(Dataset rows for apps and sites)

Content starts

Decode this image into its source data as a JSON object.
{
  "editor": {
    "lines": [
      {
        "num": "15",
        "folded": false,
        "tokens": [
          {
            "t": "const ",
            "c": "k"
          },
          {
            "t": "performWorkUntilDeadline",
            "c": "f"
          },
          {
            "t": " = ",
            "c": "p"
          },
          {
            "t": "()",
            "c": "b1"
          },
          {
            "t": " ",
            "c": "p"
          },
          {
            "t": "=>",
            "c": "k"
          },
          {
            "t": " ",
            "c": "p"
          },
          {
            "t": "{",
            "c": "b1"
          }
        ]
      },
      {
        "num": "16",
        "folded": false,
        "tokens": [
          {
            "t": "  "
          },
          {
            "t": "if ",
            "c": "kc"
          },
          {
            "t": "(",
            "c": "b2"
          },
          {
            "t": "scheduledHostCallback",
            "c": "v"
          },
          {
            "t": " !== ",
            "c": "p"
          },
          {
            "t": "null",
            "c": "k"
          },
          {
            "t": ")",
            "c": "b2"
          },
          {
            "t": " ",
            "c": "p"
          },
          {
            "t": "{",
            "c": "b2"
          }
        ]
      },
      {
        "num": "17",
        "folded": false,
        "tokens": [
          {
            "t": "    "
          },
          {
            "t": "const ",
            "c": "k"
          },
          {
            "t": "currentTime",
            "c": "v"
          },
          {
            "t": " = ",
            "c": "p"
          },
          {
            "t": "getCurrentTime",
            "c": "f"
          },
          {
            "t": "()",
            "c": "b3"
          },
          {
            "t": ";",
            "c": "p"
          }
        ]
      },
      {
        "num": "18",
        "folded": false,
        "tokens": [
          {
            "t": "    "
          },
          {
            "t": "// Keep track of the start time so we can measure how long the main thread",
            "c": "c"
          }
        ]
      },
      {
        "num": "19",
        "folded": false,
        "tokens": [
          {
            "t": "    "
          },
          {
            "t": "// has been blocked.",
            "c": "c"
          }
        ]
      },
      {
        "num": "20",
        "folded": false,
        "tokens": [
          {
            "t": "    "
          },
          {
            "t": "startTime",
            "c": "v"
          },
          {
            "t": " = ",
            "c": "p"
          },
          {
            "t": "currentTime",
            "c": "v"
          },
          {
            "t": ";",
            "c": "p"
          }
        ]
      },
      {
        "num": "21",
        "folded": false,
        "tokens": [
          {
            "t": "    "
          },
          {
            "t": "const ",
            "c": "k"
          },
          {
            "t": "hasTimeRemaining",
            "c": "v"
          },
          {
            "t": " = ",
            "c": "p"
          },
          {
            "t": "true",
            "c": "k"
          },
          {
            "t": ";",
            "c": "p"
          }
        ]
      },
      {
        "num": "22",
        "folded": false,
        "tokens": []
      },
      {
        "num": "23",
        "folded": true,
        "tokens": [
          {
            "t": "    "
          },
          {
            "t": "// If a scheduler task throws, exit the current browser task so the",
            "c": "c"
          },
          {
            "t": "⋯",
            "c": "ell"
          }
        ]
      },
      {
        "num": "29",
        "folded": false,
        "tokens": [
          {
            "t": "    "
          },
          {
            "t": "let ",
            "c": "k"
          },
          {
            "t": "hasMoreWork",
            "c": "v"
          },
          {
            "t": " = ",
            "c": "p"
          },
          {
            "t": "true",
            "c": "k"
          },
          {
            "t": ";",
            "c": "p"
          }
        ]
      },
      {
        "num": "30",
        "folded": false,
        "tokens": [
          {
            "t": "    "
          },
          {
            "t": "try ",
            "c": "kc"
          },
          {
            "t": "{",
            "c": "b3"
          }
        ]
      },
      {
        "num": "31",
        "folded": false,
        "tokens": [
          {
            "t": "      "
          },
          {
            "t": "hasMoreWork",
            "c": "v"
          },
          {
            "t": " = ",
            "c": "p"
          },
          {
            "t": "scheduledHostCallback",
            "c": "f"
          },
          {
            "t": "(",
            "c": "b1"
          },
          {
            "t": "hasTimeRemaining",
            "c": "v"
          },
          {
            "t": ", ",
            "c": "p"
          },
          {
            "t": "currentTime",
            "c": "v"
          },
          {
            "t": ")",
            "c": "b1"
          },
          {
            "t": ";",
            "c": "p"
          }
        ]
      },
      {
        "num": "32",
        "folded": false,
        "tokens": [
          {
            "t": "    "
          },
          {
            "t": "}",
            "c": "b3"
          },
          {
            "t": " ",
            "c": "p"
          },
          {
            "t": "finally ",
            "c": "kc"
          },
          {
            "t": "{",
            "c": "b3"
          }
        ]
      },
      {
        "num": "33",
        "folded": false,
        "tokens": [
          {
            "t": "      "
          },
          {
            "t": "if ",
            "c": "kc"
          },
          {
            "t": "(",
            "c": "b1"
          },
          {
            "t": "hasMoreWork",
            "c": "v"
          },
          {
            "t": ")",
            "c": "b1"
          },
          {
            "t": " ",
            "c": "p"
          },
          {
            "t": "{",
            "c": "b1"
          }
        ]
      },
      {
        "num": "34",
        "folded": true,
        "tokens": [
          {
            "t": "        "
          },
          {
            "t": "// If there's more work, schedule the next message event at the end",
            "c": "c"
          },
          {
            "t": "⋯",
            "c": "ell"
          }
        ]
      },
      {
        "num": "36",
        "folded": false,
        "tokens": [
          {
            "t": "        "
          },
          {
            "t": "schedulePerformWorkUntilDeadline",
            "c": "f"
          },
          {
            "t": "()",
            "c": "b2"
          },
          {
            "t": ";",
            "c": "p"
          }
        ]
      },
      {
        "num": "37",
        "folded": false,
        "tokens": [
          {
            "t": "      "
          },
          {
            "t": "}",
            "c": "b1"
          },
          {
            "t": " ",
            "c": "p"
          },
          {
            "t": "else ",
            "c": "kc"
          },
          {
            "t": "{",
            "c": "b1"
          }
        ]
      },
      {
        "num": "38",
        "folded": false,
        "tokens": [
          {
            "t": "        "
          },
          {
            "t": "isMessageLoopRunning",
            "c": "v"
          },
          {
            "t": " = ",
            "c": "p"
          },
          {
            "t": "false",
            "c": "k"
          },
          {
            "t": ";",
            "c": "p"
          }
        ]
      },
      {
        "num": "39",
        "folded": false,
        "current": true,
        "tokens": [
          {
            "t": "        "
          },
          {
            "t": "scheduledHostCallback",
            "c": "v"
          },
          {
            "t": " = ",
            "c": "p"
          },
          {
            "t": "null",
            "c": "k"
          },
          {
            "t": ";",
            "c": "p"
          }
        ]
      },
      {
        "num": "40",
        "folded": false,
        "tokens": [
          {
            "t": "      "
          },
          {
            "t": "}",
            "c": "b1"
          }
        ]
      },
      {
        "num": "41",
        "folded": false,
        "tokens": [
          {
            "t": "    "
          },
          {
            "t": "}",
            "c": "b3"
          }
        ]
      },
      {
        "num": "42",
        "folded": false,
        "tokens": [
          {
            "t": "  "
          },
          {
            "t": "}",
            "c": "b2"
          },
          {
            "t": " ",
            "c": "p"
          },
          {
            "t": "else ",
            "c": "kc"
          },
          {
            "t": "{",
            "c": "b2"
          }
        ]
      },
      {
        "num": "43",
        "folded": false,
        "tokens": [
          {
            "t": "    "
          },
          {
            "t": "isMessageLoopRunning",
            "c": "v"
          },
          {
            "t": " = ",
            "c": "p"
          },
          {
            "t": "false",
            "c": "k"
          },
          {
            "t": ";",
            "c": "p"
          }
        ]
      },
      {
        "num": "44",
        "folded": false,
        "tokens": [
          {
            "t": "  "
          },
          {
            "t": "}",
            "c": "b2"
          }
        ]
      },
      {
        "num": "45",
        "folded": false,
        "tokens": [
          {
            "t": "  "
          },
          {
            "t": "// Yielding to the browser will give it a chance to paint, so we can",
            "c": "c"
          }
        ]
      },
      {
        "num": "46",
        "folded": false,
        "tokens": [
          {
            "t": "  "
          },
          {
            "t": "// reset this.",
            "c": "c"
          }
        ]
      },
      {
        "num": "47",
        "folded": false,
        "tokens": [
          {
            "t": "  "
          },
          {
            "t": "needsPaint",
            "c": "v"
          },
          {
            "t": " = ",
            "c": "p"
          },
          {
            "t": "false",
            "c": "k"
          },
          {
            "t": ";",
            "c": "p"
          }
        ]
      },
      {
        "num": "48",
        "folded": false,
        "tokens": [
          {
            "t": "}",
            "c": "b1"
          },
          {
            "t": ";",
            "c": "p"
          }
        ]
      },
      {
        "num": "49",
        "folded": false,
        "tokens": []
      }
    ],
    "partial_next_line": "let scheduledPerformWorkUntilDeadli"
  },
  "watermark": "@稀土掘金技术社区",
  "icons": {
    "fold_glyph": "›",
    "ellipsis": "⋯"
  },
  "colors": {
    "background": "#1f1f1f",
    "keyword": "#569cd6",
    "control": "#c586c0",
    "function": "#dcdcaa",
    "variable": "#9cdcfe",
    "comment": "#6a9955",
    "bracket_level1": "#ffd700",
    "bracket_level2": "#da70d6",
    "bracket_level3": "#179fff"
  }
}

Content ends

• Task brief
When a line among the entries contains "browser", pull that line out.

• Task result
            "t": "// If a scheduler task throws, exit the current browser task so the",
            "t": "// Yielding to the browser will give it a chance to paint, so we can",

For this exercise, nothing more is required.